Of course, contemporary audiences will likely look at Higgins and find themselves repelled by the exercise he undertakes – trying to ‘create’ a socially acceptable woman, showing Doolittle the utmost disrespect and essentially treating her as a sideshow act. The misogyny in his behaviour, as well as in the dialogue and song lyrics, is as clear as day. But is it there to be laughed along with, or to be mocked? Surely, at least in respect of ‘Why can’t a woman be more like a man?’, the answer must be the latter. Higgins is indeed outrageous.
However, regardless of Lerner’s and Loewe’s intention, we’re not prevented from looking and examining the narrative from the perspective of a 21st century audience. And so while some may argue that the story promotes social attitudes and conventions strongly eschewed today, surely we are grown up enough to look at this show as an important milestone in the timeline of musical theatre and express disdain for those themes while recognising its enduring merits in the form of excellent musical compositions?
Visually, this production is worthy of praise. Smith’s designs of the exterior of London’s Covent Garden, Henry Higgins’ Georgian townhouse and the embassy ballroom, among others, have been spectacularly resurrected in the anniversary production. Similarly, the costumes based on Beaton’s 1956 designs are beautiful. Coupled with Christopher Gattelli’s choreographic choices, the race meeting scene, which includes ‘Ascot Gavotte’, is a moment of monochromatic splendour. Visually, this production distinctly feels as though it’s something of another time.
That feeling is conjured by the soundscape too. When My Fair Lady first appeared on Broadway, an orchestra comprising 32 players performed live each night. Here, we’re treated to precisely the same experience, under the expert musical direction of Guy Simpson. Having the opportunity to hear such a strong group of players perform the overture on its own is extremely satisfying.
The 60th anniversary production of My Fair Lady is a faithful and adeptly performed tribute to a work significant in the history of musical theatre. Die hard fans of this classic likely won’t be disappointed.

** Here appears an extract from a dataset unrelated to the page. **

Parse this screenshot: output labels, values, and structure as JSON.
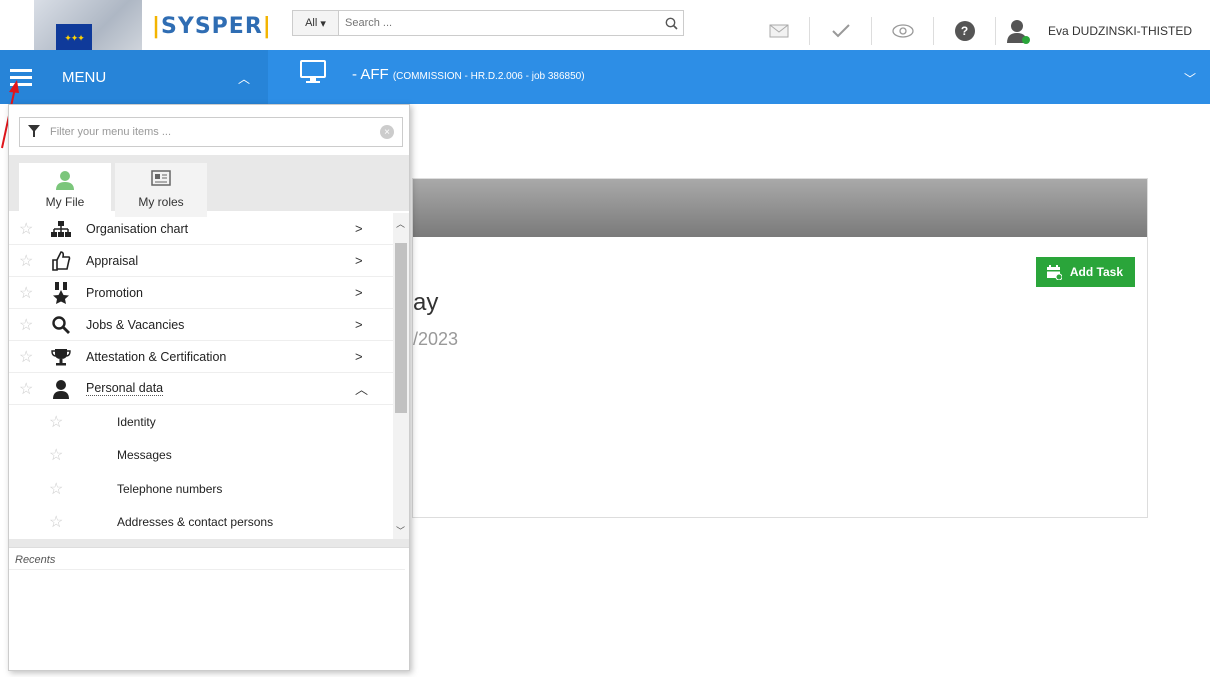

My Fair Lady plays the Joan Sutherland Theatre at the Sydney Opera House before seasons in Brisbane and Melbourne. For more information, click here